New research shows two out of every three Australian smokers will die of tobacco-related illness and disease, writes Katie Clift of the Queensland Cancer Council.
It’s a shocking statistic and one we can’t ignore, with 500,000 smokers in Queensland today.
There are no legal substances as lethal as tobacco that are so readily available for our consumption. And the more you smoke, the greater your risk of dying from cigarettes becomes.
Current smokers are expected to die an average of 10 years earlier that non-smokers.
Death rates nearly double for Australians who smoke around 10 cigarettes a day, and are four to five times higher among smokers who smoke 25 or more cigarettes a day, compared to non-smokers.
Smoking is also a drain on tax payers, costing the Queensland economy more than $6 billion each year, causing more than 3,700 deaths and resulting in over 36,000 hospitalisations.
The toll on human life is even more tragic; smoking-related illness and disease is responsible for one in five male deaths and one in 10 female deaths in Queensland each year, and 46 per cent of these are people younger than 75 years of age.
Worse still, one in 10 people who die from smoking-related diseases have never smoked themselves.
We know that most smokers want to quit the habit – although many need a nudge to take the first step.
Cancer Council Queensland has asked the Queensland Government to urgently introduce smoke-free public places – an initiative that has the power to prompt existing smokers to quit, to de-normalise the habit of smoking in our community, and to protect Queenslanders from the very real dangers of second-hand smoke.
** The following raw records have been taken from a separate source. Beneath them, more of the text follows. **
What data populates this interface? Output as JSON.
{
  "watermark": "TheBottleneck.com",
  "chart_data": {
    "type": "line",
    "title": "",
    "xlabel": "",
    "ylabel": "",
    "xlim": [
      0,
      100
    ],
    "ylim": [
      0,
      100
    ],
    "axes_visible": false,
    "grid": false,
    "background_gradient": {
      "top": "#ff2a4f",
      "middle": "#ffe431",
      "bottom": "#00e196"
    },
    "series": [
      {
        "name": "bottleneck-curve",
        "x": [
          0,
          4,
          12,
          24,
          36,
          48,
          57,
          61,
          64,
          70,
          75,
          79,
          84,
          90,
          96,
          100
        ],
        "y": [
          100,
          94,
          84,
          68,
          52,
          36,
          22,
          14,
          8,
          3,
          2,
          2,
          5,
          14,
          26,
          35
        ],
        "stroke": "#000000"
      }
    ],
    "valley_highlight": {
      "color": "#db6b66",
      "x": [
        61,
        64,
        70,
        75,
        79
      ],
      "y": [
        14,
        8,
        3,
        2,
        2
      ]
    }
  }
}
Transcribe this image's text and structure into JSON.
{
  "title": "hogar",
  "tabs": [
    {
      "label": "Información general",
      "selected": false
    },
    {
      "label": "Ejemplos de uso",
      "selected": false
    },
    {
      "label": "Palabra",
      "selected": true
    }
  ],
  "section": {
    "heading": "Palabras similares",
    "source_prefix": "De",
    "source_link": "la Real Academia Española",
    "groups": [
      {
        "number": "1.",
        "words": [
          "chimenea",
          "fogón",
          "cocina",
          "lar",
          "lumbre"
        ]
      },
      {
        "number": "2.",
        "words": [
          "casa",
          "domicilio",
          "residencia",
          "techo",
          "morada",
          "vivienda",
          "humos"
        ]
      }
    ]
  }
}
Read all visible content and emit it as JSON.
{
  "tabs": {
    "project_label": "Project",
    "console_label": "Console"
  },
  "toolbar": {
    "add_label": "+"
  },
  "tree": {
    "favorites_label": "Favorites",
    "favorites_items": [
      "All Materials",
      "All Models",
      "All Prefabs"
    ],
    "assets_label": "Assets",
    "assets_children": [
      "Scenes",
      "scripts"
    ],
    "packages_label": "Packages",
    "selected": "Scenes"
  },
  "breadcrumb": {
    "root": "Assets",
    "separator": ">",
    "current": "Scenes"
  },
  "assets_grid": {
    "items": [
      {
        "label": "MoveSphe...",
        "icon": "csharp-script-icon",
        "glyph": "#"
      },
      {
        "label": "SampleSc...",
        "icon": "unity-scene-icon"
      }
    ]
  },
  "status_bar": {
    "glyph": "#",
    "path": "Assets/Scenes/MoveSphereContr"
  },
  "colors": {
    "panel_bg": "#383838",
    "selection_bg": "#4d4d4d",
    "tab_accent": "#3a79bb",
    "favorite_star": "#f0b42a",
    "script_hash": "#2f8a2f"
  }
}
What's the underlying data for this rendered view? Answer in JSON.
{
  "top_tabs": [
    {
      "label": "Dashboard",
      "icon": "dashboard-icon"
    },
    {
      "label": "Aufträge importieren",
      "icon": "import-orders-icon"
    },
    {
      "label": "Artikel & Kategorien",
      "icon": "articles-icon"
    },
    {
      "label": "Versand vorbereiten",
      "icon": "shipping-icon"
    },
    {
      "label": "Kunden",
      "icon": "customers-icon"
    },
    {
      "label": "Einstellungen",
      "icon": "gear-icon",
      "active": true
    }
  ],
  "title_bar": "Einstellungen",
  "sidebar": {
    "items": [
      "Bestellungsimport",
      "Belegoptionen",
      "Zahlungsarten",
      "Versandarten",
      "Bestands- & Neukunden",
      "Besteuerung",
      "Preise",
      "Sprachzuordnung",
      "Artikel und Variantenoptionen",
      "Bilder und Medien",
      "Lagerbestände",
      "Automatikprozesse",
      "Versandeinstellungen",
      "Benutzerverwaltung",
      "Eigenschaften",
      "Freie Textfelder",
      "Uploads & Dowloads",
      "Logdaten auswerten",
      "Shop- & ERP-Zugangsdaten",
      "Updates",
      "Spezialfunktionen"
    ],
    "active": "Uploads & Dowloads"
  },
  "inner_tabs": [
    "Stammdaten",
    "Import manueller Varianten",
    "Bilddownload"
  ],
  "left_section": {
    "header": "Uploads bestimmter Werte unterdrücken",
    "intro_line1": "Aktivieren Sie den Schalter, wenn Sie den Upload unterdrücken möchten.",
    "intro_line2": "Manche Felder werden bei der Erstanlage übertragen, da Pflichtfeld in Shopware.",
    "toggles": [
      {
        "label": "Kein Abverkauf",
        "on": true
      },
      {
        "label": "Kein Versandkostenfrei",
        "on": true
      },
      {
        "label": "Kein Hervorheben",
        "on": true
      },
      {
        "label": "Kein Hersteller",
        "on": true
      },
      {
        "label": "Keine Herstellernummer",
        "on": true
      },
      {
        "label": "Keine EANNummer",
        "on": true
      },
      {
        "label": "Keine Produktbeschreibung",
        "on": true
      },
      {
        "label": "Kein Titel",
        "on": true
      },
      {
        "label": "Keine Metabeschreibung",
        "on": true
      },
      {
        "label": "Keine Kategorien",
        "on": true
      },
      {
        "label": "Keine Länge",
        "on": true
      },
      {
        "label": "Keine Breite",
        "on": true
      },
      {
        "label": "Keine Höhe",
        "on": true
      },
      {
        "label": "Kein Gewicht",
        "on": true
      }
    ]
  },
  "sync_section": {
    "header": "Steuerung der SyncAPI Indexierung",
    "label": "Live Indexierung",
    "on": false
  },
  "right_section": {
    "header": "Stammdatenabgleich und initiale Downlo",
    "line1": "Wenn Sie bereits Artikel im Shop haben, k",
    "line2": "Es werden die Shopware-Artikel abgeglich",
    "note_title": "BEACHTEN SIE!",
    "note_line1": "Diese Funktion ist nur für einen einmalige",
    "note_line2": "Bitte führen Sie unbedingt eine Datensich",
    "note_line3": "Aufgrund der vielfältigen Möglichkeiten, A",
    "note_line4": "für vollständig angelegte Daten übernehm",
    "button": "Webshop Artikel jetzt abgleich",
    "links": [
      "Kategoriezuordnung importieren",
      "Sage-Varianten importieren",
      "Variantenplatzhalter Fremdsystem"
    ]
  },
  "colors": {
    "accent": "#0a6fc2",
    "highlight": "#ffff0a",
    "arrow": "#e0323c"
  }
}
Specifically, we have asked for State laws to make bus stops, taxi ranks, ferry terminals, pedestrian malls, and education campuses in Queensland smoke free.
We know the majority of Queenslanders support smoke-free spaces and want protection from the lethal effects of smoking.
Smoke-free spaces will not only reduce community exposure to harmful, toxic tobacco smoke, it will stop our next generation from taking up the lethal habit.
Support our call for smoke-free spaces, and help save two in three smokers from dying of tobacco-related disease.
If you’re a smoker, or know someone who is, call Quitline to get free support, resources and advice to quit – 13 QUIT or 13 7848.